App and web page records
BEGIN

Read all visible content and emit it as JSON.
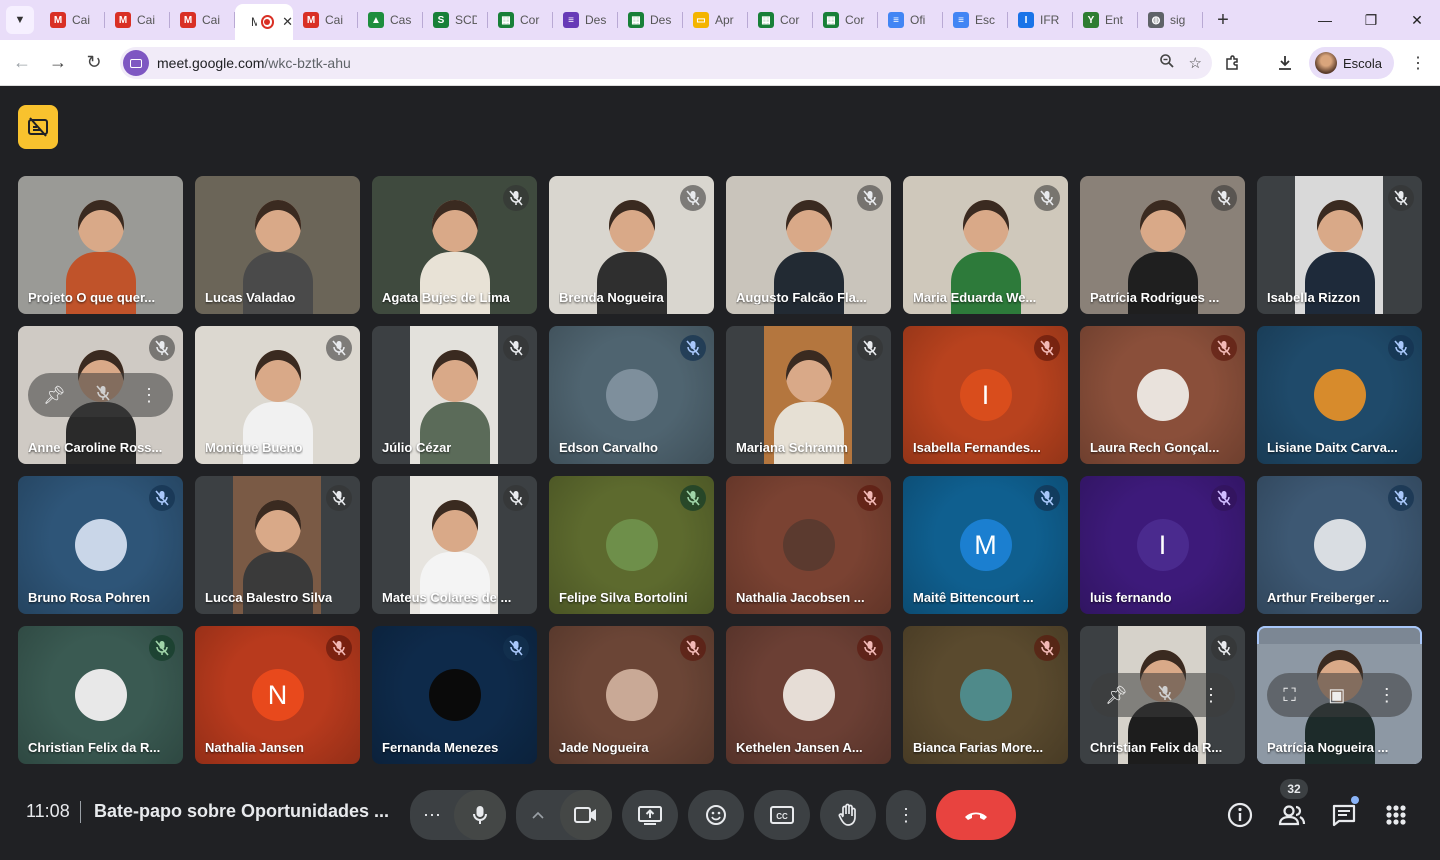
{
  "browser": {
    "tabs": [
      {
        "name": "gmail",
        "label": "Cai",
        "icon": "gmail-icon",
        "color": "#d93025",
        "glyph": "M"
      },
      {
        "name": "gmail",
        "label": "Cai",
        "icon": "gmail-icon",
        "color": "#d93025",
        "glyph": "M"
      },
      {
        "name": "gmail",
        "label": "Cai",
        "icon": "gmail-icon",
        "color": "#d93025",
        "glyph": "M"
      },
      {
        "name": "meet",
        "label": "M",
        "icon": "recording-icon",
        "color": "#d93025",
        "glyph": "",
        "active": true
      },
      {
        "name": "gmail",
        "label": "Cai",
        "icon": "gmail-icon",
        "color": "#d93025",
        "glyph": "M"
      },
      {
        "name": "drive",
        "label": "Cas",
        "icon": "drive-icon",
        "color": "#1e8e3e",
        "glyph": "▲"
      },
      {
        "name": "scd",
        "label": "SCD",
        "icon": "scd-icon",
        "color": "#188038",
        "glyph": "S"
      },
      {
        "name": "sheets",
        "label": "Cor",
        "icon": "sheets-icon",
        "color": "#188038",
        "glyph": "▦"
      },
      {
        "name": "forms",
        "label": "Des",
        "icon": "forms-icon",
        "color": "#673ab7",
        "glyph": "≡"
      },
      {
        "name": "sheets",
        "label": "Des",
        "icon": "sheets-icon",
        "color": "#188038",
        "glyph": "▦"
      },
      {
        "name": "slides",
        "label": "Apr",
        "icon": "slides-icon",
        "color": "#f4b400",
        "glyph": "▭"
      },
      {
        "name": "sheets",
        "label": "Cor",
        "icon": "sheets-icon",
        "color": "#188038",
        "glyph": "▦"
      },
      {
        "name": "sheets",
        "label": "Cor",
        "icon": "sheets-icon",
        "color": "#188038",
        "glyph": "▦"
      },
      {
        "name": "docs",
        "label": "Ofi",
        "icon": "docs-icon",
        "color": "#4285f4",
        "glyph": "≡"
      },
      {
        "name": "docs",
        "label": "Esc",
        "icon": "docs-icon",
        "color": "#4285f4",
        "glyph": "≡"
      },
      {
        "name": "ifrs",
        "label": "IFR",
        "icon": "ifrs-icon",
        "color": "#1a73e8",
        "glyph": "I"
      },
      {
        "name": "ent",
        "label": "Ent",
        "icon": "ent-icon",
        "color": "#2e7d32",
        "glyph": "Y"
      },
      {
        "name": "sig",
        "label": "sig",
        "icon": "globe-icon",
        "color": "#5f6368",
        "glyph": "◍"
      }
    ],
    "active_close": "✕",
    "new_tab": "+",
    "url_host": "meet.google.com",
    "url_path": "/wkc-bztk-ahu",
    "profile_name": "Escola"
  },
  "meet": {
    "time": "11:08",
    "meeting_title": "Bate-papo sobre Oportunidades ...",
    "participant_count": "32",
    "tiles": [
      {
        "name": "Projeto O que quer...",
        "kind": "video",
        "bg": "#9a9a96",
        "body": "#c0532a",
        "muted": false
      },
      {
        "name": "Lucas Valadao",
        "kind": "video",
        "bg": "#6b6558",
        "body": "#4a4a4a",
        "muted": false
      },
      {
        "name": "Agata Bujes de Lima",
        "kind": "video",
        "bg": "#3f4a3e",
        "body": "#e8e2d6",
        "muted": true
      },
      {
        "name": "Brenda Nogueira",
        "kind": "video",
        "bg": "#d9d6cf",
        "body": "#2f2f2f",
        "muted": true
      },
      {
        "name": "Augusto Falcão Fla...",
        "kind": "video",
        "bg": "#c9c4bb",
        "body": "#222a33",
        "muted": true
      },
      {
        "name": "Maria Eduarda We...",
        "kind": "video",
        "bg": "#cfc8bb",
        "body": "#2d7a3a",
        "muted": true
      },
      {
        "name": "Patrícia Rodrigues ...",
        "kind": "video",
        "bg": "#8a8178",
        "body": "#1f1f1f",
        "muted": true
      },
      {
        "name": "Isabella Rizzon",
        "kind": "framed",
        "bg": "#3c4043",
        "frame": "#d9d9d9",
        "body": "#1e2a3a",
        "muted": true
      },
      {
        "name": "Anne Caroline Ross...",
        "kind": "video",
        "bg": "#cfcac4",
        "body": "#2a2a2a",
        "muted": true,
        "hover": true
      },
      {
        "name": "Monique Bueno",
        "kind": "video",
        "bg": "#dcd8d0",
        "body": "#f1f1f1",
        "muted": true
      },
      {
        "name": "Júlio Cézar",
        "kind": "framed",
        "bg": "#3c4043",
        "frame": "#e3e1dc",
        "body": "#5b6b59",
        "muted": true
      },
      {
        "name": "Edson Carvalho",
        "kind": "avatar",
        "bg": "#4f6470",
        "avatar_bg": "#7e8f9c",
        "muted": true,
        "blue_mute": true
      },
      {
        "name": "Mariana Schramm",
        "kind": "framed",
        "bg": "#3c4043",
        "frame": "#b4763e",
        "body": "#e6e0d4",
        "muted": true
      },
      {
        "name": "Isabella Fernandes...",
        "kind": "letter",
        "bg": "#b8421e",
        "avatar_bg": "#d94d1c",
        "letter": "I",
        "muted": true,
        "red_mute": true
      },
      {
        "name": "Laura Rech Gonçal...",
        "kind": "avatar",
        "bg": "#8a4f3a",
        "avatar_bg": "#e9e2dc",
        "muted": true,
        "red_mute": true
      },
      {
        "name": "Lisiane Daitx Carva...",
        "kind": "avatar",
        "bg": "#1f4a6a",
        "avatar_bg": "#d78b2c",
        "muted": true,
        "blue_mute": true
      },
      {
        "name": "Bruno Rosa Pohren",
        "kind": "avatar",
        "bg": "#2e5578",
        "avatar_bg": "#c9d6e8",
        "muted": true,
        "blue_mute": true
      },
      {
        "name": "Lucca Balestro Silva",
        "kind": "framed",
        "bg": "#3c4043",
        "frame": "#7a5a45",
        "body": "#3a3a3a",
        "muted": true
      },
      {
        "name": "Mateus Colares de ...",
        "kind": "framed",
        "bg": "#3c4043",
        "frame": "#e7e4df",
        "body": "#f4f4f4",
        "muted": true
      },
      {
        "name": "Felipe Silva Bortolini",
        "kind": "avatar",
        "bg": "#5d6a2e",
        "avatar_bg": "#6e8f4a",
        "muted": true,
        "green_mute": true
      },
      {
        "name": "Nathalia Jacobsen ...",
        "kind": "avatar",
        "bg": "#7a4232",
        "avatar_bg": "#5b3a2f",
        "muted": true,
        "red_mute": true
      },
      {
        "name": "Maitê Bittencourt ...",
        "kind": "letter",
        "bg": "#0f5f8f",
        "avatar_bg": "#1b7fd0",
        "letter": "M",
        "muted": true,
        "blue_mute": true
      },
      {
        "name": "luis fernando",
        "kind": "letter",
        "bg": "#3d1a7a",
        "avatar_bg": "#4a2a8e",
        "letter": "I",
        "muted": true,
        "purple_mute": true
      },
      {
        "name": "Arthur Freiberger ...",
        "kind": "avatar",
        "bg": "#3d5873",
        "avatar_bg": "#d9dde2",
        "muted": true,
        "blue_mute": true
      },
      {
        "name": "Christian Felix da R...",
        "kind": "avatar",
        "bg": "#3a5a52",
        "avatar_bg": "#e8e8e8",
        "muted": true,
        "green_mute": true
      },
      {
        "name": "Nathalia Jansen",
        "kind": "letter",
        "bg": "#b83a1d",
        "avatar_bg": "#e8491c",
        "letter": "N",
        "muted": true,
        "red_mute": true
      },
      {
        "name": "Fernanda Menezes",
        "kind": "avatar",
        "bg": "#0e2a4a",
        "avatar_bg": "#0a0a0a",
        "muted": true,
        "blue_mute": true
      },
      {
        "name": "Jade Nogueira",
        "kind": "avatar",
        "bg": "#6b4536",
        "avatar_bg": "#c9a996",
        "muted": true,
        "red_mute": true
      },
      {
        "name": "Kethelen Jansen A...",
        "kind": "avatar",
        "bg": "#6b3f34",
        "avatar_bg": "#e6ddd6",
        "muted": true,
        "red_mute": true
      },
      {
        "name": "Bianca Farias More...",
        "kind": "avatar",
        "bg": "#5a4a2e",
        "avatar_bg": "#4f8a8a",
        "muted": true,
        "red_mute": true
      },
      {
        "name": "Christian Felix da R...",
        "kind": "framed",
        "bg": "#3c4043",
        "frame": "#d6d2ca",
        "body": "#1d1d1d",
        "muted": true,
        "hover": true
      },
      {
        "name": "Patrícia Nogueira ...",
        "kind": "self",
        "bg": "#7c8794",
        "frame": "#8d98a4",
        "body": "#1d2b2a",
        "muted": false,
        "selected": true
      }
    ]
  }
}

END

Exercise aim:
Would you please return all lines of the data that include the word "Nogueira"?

Your response:
        "name": "Brenda Nogueira",
        "name": "Jade Nogueira",
        "name": "Patrícia Nogueira ...",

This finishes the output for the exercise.